Microsoft are a much loved ethical company. They’re all about innovating for the new decade and giving their absolute best effort to new creations. Windows 8 is their most recently released operating system, and it’s an opportunity for you to use tried and true computer software updated for a new decade…but is it all it’s cracked up to be? It’s time to lay out the specs, and put this new operating system to the test.
Windows 8 can be used on desktops, laptops, tablets and home theatre PCs. The focus this time around was on improving its mobile compatibility, so that it can rival Android and iOS. That was the name of the game and they’ve been largely successful, with the statement being made that the iPad would feel immediately out of date. However functionality and basicness of included apps is to its detriment.
This new technology uses USB 3.0, UEFI firmware, near field communications, cloud computing, ARM architecture, malware filtering and built-in antivirus capabilities. The installation process is perfect for digital distribution and is totally secure.
The Windows 8 was not very well-received.
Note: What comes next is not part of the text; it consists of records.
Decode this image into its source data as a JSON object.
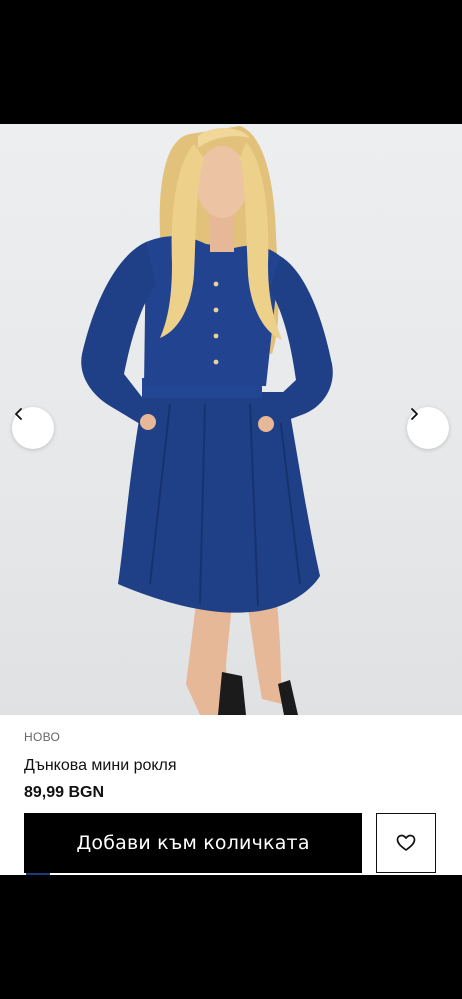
{
  "product": {
    "badge": "НОВО",
    "title": "Дънкова мини рокля",
    "price": "89,99 BGN"
  },
  "gallery": {
    "prev_icon": "chevron-left-icon",
    "next_icon": "chevron-right-icon"
  },
  "actions": {
    "add_to_cart_label": "Добави към количката",
    "wishlist_icon": "heart-icon"
  },
  "colors": {
    "denim": "#1f3f86",
    "button_bg": "#000000",
    "button_text": "#ffffff"
  }
}
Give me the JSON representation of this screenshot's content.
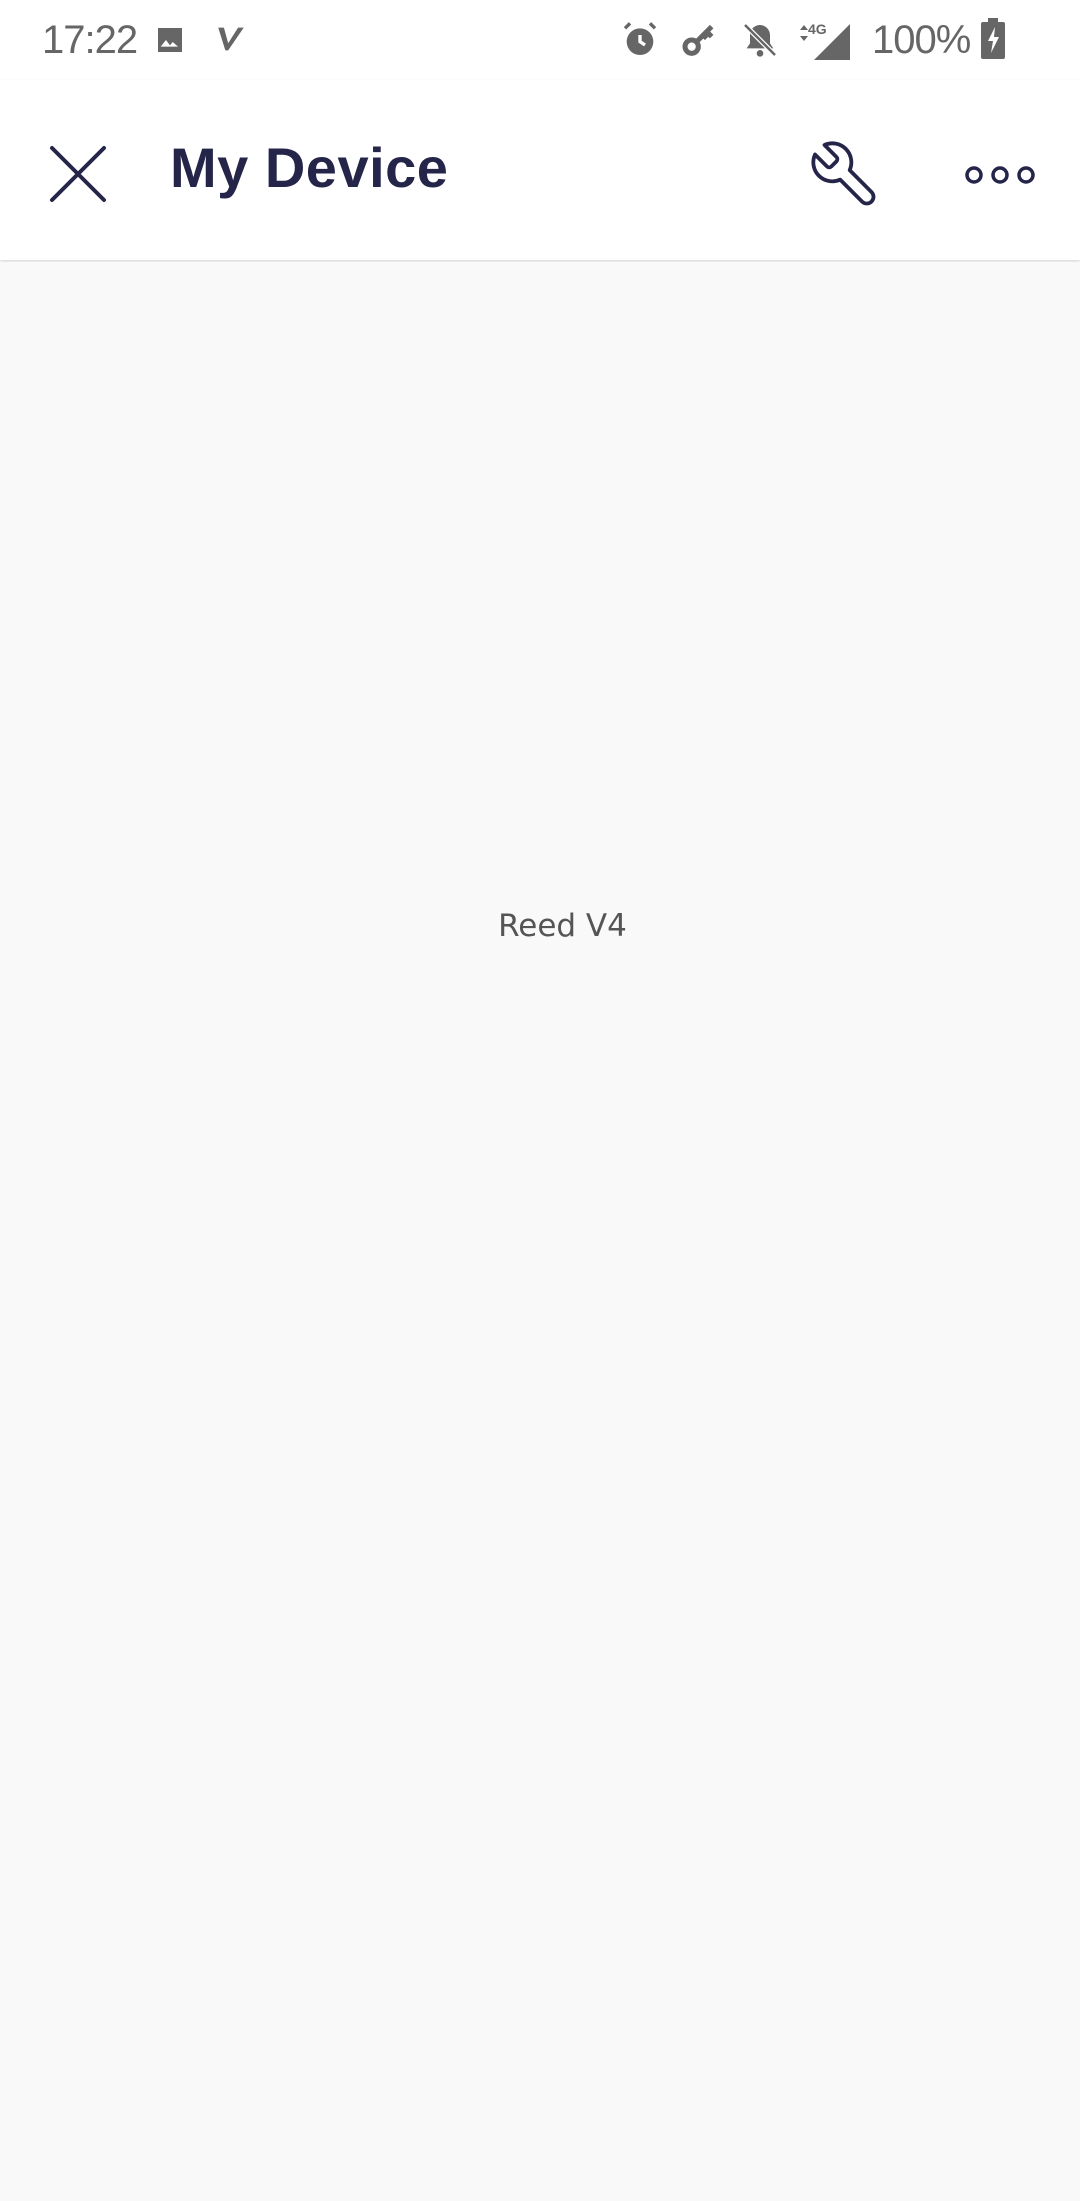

Hot corners and edge swiping made possible by the Edge UI system were difficult to navigate and figure out. Little to no instructions means that these functions are discovered on a try-as-you-go basis. You experiment and find out what works, which is not the best way to run an interface. However, as it is easily customized, it can often be a better fit for people with highly specific needs.
Users can now log into to Windows with a Microsoft account, due to integration with its online services – you can now access all these services and easily sync apps and settings between a number of devices. Much like Macquarie Telecom helps businesses with their cloud hosting needs, Skydrive cloud storage can keep all your data in one place, plus you can use Xbox products bundled with multimedia apps for music, video and for gaming. Other bundled apps link to social media. And mobile broadband? There’s more support.
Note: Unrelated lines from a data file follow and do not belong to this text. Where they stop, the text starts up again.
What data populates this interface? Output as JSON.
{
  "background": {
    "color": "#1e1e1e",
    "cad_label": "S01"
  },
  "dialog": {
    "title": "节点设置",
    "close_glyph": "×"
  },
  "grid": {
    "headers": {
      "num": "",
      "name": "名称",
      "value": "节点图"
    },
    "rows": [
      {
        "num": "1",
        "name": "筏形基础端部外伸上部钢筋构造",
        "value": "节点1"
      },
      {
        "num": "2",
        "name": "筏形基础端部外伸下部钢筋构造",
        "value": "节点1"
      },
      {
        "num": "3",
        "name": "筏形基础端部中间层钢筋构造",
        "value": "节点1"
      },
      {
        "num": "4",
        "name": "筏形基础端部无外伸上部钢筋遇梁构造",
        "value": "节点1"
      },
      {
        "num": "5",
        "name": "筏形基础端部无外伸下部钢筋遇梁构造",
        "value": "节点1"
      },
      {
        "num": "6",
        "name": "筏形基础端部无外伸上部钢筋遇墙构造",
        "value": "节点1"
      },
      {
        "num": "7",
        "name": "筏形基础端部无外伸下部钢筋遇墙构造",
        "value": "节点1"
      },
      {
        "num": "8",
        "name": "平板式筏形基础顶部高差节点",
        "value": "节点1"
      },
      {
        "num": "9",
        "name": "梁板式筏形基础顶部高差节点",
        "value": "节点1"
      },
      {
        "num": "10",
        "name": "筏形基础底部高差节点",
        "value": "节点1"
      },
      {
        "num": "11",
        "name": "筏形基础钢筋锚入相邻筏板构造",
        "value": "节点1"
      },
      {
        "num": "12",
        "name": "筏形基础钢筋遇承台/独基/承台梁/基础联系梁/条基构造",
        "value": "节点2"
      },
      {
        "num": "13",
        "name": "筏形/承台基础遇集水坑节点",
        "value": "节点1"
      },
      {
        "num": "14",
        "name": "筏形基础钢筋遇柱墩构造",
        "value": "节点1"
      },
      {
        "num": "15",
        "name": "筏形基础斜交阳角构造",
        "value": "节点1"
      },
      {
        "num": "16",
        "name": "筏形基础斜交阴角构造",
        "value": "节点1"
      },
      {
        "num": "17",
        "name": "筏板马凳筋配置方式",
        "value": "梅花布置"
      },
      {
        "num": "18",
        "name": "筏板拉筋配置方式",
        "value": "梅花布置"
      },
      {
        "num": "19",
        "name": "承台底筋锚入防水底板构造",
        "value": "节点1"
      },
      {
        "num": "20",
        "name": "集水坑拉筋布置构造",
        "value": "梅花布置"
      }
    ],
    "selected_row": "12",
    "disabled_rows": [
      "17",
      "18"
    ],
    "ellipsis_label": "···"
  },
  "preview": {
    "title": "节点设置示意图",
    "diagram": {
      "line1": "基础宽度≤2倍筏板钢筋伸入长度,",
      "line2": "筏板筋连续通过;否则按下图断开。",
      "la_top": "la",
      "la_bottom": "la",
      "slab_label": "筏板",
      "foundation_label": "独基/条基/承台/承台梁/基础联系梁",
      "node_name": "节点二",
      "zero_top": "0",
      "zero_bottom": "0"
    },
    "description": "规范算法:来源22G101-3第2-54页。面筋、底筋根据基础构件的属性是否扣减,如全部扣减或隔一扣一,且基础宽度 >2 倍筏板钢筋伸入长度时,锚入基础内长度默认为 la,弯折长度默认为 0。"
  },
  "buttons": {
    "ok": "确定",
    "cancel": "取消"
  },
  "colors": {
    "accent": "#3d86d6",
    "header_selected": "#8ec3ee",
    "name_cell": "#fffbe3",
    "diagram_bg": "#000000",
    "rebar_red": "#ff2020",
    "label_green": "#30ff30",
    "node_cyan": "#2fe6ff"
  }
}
Windows 8 boasts a new Start screen reminiscent of touchscreen interfaces like the Windows Phone. You’re meant to start using it that way, even playing with the Windows Store to buy new apps. Tiles that are often updated represent these applications on the start screen. There is no more Start menu. However, people were not so impressed – it’s a bit confusing, and is not as conducive to keyboard and mouse functionality as its former versions. It’s geared to the touchscreen.
Are you convinced? If so, pick up your copy of Windows 8 at a computer goods store near you – the upgrade cost is relatively affordable. It might be worth updating your operating system for the 21st century, but keep in mind that for Windows 8 to work to its full capability, it’s best to have it synced across all your tech products.
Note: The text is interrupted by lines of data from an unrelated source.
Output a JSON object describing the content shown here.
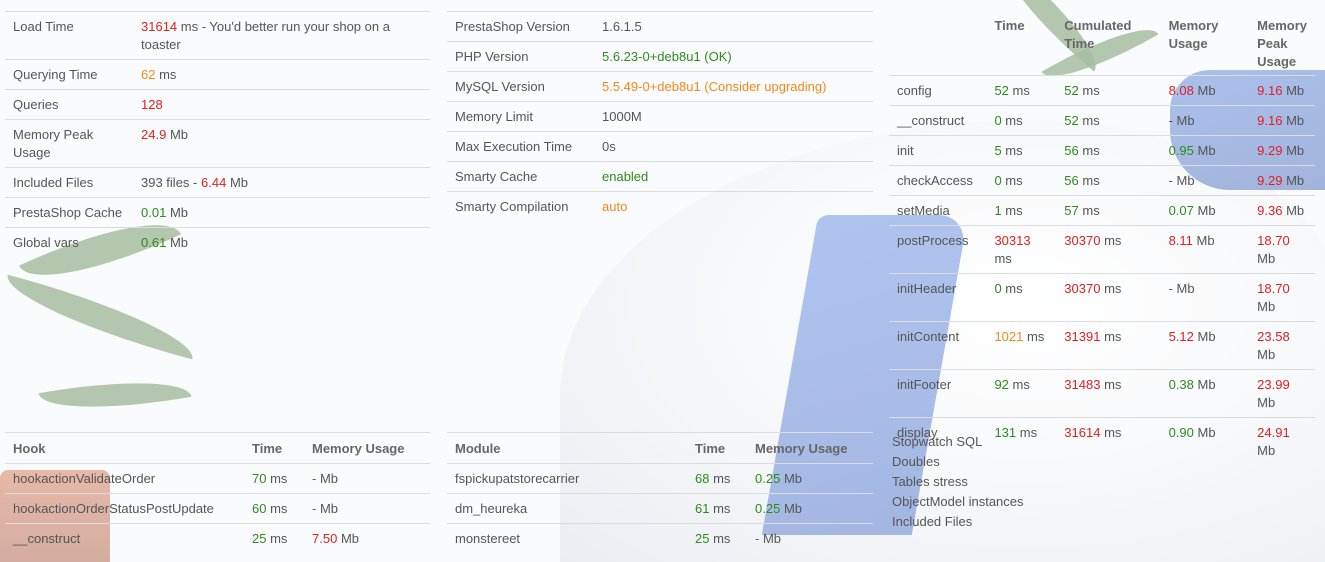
{
  "summary": [
    {
      "label": "Load Time",
      "value": "31614",
      "value_color": "r",
      "unit": "ms - You'd better run your shop on a toaster"
    },
    {
      "label": "Querying Time",
      "value": "62",
      "value_color": "o",
      "unit": "ms"
    },
    {
      "label": "Queries",
      "value": "128",
      "value_color": "r",
      "unit": ""
    },
    {
      "label": "Memory Peak Usage",
      "value": "24.9",
      "value_color": "r",
      "unit": "Mb"
    },
    {
      "label": "Included Files",
      "prefix": "393 files -",
      "value": "6.44",
      "value_color": "r",
      "unit": "Mb"
    },
    {
      "label": "PrestaShop Cache",
      "value": "0.01",
      "value_color": "g",
      "unit": "Mb"
    },
    {
      "label": "Global vars",
      "value": "0.61",
      "value_color": "g",
      "unit": "Mb"
    }
  ],
  "versions": [
    {
      "label": "PrestaShop Version",
      "value": "1.6.1.5",
      "value_color": "u"
    },
    {
      "label": "PHP Version",
      "value": "5.6.23-0+deb8u1 (OK)",
      "value_color": "g"
    },
    {
      "label": "MySQL Version",
      "value": "5.5.49-0+deb8u1 (Consider upgrading)",
      "value_color": "o"
    },
    {
      "label": "Memory Limit",
      "value": "1000M",
      "value_color": "u"
    },
    {
      "label": "Max Execution Time",
      "value": "0s",
      "value_color": "u"
    },
    {
      "label": "Smarty Cache",
      "value": "enabled",
      "value_color": "g"
    },
    {
      "label": "Smarty Compilation",
      "value": "auto",
      "value_color": "o"
    }
  ],
  "timings": {
    "headers": [
      "",
      "Time",
      "Cumulated Time",
      "Memory Usage",
      "Memory Peak Usage"
    ],
    "rows": [
      {
        "name": "config",
        "time": "52",
        "tc": "g",
        "cum": "52",
        "cc": "g",
        "mem": "8.08",
        "mc": "r",
        "peak": "9.16",
        "pc": "r"
      },
      {
        "name": "__construct",
        "time": "0",
        "tc": "g",
        "cum": "52",
        "cc": "g",
        "mem": "-",
        "mc": "u",
        "peak": "9.16",
        "pc": "r"
      },
      {
        "name": "init",
        "time": "5",
        "tc": "g",
        "cum": "56",
        "cc": "g",
        "mem": "0.95",
        "mc": "g",
        "peak": "9.29",
        "pc": "r"
      },
      {
        "name": "checkAccess",
        "time": "0",
        "tc": "g",
        "cum": "56",
        "cc": "g",
        "mem": "-",
        "mc": "u",
        "peak": "9.29",
        "pc": "r"
      },
      {
        "name": "setMedia",
        "time": "1",
        "tc": "g",
        "cum": "57",
        "cc": "g",
        "mem": "0.07",
        "mc": "g",
        "peak": "9.36",
        "pc": "r"
      },
      {
        "name": "postProcess",
        "time": "30313",
        "tc": "r",
        "cum": "30370",
        "cc": "r",
        "mem": "8.11",
        "mc": "r",
        "peak": "18.70",
        "pc": "r"
      },
      {
        "name": "initHeader",
        "time": "0",
        "tc": "g",
        "cum": "30370",
        "cc": "r",
        "mem": "-",
        "mc": "u",
        "peak": "18.70",
        "pc": "r"
      },
      {
        "name": "initContent",
        "time": "1021",
        "tc": "o",
        "cum": "31391",
        "cc": "r",
        "mem": "5.12",
        "mc": "r",
        "peak": "23.58",
        "pc": "r"
      },
      {
        "name": "initFooter",
        "time": "92",
        "tc": "g",
        "cum": "31483",
        "cc": "r",
        "mem": "0.38",
        "mc": "g",
        "peak": "23.99",
        "pc": "r"
      },
      {
        "name": "display",
        "time": "131",
        "tc": "g",
        "cum": "31614",
        "cc": "r",
        "mem": "0.90",
        "mc": "g",
        "peak": "24.91",
        "pc": "r"
      }
    ],
    "ms_unit": "ms",
    "mb_unit": "Mb"
  },
  "hooks": {
    "headers": [
      "Hook",
      "Time",
      "Memory Usage"
    ],
    "rows": [
      {
        "name": "hookactionValidateOrder",
        "time": "70",
        "tc": "g",
        "mem": "-",
        "mc": "g"
      },
      {
        "name": "hookactionOrderStatusPostUpdate",
        "time": "60",
        "tc": "g",
        "mem": "-",
        "mc": "g"
      },
      {
        "name": "__construct",
        "time": "25",
        "tc": "g",
        "mem": "7.50",
        "mc": "r"
      }
    ]
  },
  "modules": {
    "headers": [
      "Module",
      "Time",
      "Memory Usage"
    ],
    "rows": [
      {
        "name": "fspickupatstorecarrier",
        "time": "68",
        "tc": "g",
        "mem": "0.25",
        "mc": "g"
      },
      {
        "name": "dm_heureka",
        "time": "61",
        "tc": "g",
        "mem": "0.25",
        "mc": "g"
      },
      {
        "name": "monstereet",
        "time": "25",
        "tc": "g",
        "mem": "-",
        "mc": "g"
      }
    ]
  },
  "links": [
    "Stopwatch SQL",
    "Doubles",
    "Tables stress",
    "ObjectModel instances",
    "Included Files"
  ]
}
Nicola Carlisle loves Windows 8’s SkyDrive capabilities – now she can use that for her personal cloud storage, and Macquarie Telecom for her business cloud hosting.